NASA shoots for new human missions by 2017

(CNN) -- NASA plans to capture an asteroid and start sending astronauts aloft again by 2017, even with a tighter budget, the U.S. space agency announced Wednesday.

The Obama administration is asking Congress for just more than $17.7 billion in 2014, down a little more than 1% from the nearly $17.9 billion currently devoted to space exploration, aeronautics and other science.

The request includes $105 million to boost the study of asteroids, both to reduce the risk of one hitting Earth and to start planning for a mission to "identify, capture, redirect, and sample" a small one.

"This mission allows us to better develop our technology and systems to explore farther than we ever have before ... to places humanity has dreamed of for as long as I've been alive," NASA Administrator Charles Bolden told reporters.

The request includes $822 million for the agency's Commercial Crew Program, its push to resume U.S. space flights through private companies by 2017. Bolden called that the "bottom-line" figure, warning that any cuts would mean delays. There are no current manned commercial missions.

While putting money into renewed human space flight efforts, the proposal cuts scientific research, particularly the study of the other planets in our solar system.

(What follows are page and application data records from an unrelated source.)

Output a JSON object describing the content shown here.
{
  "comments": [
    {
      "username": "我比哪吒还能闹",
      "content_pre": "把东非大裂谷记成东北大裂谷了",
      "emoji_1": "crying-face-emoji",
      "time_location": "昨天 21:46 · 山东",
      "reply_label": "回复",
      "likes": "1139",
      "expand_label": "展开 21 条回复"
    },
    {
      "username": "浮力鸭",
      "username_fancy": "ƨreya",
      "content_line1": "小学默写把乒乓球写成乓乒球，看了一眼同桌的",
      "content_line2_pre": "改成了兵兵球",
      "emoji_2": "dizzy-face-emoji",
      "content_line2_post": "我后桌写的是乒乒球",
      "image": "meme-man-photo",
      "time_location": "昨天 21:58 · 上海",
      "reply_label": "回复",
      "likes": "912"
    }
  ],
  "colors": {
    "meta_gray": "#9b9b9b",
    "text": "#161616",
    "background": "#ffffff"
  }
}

Planetary science takes a nearly $300 million hit compared to 2012, the last year detailed figures were available.